(Beginning of Data excerpts)

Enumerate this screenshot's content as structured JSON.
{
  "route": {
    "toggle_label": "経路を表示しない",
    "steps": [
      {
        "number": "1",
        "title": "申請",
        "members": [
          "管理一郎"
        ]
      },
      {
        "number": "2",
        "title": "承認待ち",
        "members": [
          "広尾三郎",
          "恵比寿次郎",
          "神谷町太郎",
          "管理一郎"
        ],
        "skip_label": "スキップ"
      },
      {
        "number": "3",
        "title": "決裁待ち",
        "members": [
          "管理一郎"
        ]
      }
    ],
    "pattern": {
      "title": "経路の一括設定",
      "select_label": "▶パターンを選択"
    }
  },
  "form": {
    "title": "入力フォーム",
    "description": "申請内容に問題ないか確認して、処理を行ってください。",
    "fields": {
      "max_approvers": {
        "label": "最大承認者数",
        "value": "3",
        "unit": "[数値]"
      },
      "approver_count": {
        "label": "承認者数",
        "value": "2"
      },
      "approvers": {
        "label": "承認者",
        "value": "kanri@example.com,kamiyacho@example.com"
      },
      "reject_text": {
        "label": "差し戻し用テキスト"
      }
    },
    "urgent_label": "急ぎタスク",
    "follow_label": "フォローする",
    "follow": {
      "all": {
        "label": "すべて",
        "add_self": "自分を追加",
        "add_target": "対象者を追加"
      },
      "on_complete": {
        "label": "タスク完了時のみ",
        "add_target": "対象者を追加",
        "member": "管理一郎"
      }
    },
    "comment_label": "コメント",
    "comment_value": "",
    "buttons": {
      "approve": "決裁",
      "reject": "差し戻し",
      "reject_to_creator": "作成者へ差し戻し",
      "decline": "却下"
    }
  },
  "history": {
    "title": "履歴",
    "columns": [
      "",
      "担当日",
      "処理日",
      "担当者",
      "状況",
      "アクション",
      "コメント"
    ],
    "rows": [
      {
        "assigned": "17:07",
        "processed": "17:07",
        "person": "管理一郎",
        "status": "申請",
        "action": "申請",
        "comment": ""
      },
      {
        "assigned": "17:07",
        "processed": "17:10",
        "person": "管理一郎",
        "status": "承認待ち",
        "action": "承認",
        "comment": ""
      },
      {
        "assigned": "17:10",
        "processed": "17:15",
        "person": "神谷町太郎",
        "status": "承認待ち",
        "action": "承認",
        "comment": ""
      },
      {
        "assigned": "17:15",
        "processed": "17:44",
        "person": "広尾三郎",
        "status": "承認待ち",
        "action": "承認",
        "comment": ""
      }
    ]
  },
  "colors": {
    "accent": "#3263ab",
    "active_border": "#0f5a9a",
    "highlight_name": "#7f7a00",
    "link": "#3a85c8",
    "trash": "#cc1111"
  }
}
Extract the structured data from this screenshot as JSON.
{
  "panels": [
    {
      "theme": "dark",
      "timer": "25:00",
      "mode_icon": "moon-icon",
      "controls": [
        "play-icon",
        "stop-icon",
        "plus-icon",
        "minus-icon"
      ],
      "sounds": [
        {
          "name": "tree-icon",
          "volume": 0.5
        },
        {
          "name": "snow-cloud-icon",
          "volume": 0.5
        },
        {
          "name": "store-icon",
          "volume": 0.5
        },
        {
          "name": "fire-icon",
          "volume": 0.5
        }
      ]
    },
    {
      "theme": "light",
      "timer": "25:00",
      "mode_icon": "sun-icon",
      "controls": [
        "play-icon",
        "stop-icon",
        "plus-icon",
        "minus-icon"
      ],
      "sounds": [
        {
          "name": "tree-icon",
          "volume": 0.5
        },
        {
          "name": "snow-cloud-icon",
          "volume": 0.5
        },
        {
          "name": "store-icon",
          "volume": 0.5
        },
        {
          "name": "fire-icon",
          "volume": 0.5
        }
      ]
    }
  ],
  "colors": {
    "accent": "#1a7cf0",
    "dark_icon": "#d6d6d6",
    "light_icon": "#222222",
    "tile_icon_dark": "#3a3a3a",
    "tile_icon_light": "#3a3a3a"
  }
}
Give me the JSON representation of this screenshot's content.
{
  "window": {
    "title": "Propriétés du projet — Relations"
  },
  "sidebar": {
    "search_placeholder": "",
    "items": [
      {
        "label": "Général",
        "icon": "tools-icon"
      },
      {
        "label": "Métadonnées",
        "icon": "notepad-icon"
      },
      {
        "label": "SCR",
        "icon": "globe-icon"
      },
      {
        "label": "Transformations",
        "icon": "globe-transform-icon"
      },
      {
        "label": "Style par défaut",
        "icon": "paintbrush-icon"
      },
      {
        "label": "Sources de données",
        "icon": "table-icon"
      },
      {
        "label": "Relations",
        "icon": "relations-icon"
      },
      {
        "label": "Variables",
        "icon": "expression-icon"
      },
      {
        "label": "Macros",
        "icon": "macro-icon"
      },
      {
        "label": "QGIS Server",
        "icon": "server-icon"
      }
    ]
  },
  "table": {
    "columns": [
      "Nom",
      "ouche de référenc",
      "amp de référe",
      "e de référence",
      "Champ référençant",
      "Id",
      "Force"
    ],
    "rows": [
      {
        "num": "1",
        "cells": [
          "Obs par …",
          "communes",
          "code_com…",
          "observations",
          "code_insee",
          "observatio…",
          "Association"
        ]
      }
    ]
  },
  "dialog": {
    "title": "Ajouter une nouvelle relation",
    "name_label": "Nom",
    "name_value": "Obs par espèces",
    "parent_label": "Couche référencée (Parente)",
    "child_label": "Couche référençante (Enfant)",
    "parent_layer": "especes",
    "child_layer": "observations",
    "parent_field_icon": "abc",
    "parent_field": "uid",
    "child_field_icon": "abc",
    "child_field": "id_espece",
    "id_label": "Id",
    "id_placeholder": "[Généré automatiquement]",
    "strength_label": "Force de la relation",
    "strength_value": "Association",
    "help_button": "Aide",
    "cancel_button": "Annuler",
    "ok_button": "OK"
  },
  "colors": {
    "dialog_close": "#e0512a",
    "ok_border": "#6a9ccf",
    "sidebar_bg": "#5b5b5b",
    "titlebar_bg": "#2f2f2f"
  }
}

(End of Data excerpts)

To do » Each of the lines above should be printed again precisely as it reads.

Written response »
Enumerate this screenshot's content as structured JSON.
{
  "route": {
    "toggle_label": "経路を表示しない",
    "steps": [
      {
        "number": "1",
        "title": "申請",
        "members": [
          "管理一郎"
        ]
      },
      {
        "number": "2",
        "title": "承認待ち",
        "members": [
          "広尾三郎",
          "恵比寿次郎",
          "神谷町太郎",
          "管理一郎"
        ],
        "skip_label": "スキップ"
      },
      {
        "number": "3",
        "title": "決裁待ち",
        "members": [
          "管理一郎"
        ]
      }
    ],
    "pattern": {
      "title": "経路の一括設定",
      "select_label": "▶パターンを選択"
    }
  },
  "form": {
    "title": "入力フォーム",
    "description": "申請内容に問題ないか確認して、処理を行ってください。",
    "fields": {
      "max_approvers": {
        "label": "最大承認者数",
        "value": "3",
        "unit": "[数値]"
      },
      "approver_count": {
        "label": "承認者数",
        "value": "2"
      },
      "approvers": {
        "label": "承認者",
        "value": "kanri@example.com,kamiyacho@example.com"
      },
      "reject_text": {
        "label": "差し戻し用テキスト"
      }
    },
    "urgent_label": "急ぎタスク",
    "follow_label": "フォローする",
    "follow": {
      "all": {
        "label": "すべて",
        "add_self": "自分を追加",
        "add_target": "対象者を追加"
      },
      "on_complete": {
        "label": "タスク完了時のみ",
        "add_target": "対象者を追加",
        "member": "管理一郎"
      }
    },
    "comment_label": "コメント",
    "comment_value": "",
    "buttons": {
      "approve": "決裁",
      "reject": "差し戻し",
      "reject_to_creator": "作成者へ差し戻し",
      "decline": "却下"
    }
  },
  "history": {
    "title": "履歴",
    "columns": [
      "",
      "担当日",
      "処理日",
      "担当者",
      "状況",
      "アクション",
      "コメント"
    ],
    "rows": [
      {
        "assigned": "17:07",
        "processed": "17:07",
        "person": "管理一郎",
        "status": "申請",
        "action": "申請",
        "comment": ""
      },
      {
        "assigned": "17:07",
        "processed": "17:10",
        "person": "管理一郎",
        "status": "承認待ち",
        "action": "承認",
        "comment": ""
      },
      {
        "assigned": "17:10",
        "processed": "17:15",
        "person": "神谷町太郎",
        "status": "承認待ち",
        "action": "承認",
        "comment": ""
      },
      {
        "assigned": "17:15",
        "processed": "17:44",
        "person": "広尾三郎",
        "status": "承認待ち",
        "action": "承認",
        "comment": ""
      }
    ]
  },
  "colors": {
    "accent": "#3263ab",
    "active_border": "#0f5a9a",
    "highlight_name": "#7f7a00",
    "link": "#3a85c8",
    "trash": "#cc1111"
  }
}
Extract the structured data from this screenshot as JSON.
{
  "panels": [
    {
      "theme": "dark",
      "timer": "25:00",
      "mode_icon": "moon-icon",
      "controls": [
        "play-icon",
        "stop-icon",
        "plus-icon",
        "minus-icon"
      ],
      "sounds": [
        {
          "name": "tree-icon",
          "volume": 0.5
        },
        {
          "name": "snow-cloud-icon",
          "volume": 0.5
        },
        {
          "name": "store-icon",
          "volume": 0.5
        },
        {
          "name": "fire-icon",
          "volume": 0.5
        }
      ]
    },
    {
      "theme": "light",
      "timer": "25:00",
      "mode_icon": "sun-icon",
      "controls": [
        "play-icon",
        "stop-icon",
        "plus-icon",
        "minus-icon"
      ],
      "sounds": [
        {
          "name": "tree-icon",
          "volume": 0.5
        },
        {
          "name": "snow-cloud-icon",
          "volume": 0.5
        },
        {
          "name": "store-icon",
          "volume": 0.5
        },
        {
          "name": "fire-icon",
          "volume": 0.5
        }
      ]
    }
  ],
  "colors": {
    "accent": "#1a7cf0",
    "dark_icon": "#d6d6d6",
    "light_icon": "#222222",
    "tile_icon_dark": "#3a3a3a",
    "tile_icon_light": "#3a3a3a"
  }
}
Give me the JSON representation of this screenshot's content.
{
  "window": {
    "title": "Propriétés du projet — Relations"
  },
  "sidebar": {
    "search_placeholder": "",
    "items": [
      {
        "label": "Général",
        "icon": "tools-icon"
      },
      {
        "label": "Métadonnées",
        "icon": "notepad-icon"
      },
      {
        "label": "SCR",
        "icon": "globe-icon"
      },
      {
        "label": "Transformations",
        "icon": "globe-transform-icon"
      },
      {
        "label": "Style par défaut",
        "icon": "paintbrush-icon"
      },
      {
        "label": "Sources de données",
        "icon": "table-icon"
      },
      {
        "label": "Relations",
        "icon": "relations-icon"
      },
      {
        "label": "Variables",
        "icon": "expression-icon"
      },
      {
        "label": "Macros",
        "icon": "macro-icon"
      },
      {
        "label": "QGIS Server",
        "icon": "server-icon"
      }
    ]
  },
  "table": {
    "columns": [
      "Nom",
      "ouche de référenc",
      "amp de référe",
      "e de référence",
      "Champ référençant",
      "Id",
      "Force"
    ],
    "rows": [
      {
        "num": "1",
        "cells": [
          "Obs par …",
          "communes",
          "code_com…",
          "observations",
          "code_insee",
          "observatio…",
          "Association"
        ]
      }
    ]
  },
  "dialog": {
    "title": "Ajouter une nouvelle relation",
    "name_label": "Nom",
    "name_value": "Obs par espèces",
    "parent_label": "Couche référencée (Parente)",
    "child_label": "Couche référençante (Enfant)",
    "parent_layer": "especes",
    "child_layer": "observations",
    "parent_field_icon": "abc",
    "parent_field": "uid",
    "child_field_icon": "abc",
    "child_field": "id_espece",
    "id_label": "Id",
    "id_placeholder": "[Généré automatiquement]",
    "strength_label": "Force de la relation",
    "strength_value": "Association",
    "help_button": "Aide",
    "cancel_button": "Annuler",
    "ok_button": "OK"
  },
  "colors": {
    "dialog_close": "#e0512a",
    "ok_border": "#6a9ccf",
    "sidebar_bg": "#5b5b5b",
    "titlebar_bg": "#2f2f2f"
  }
}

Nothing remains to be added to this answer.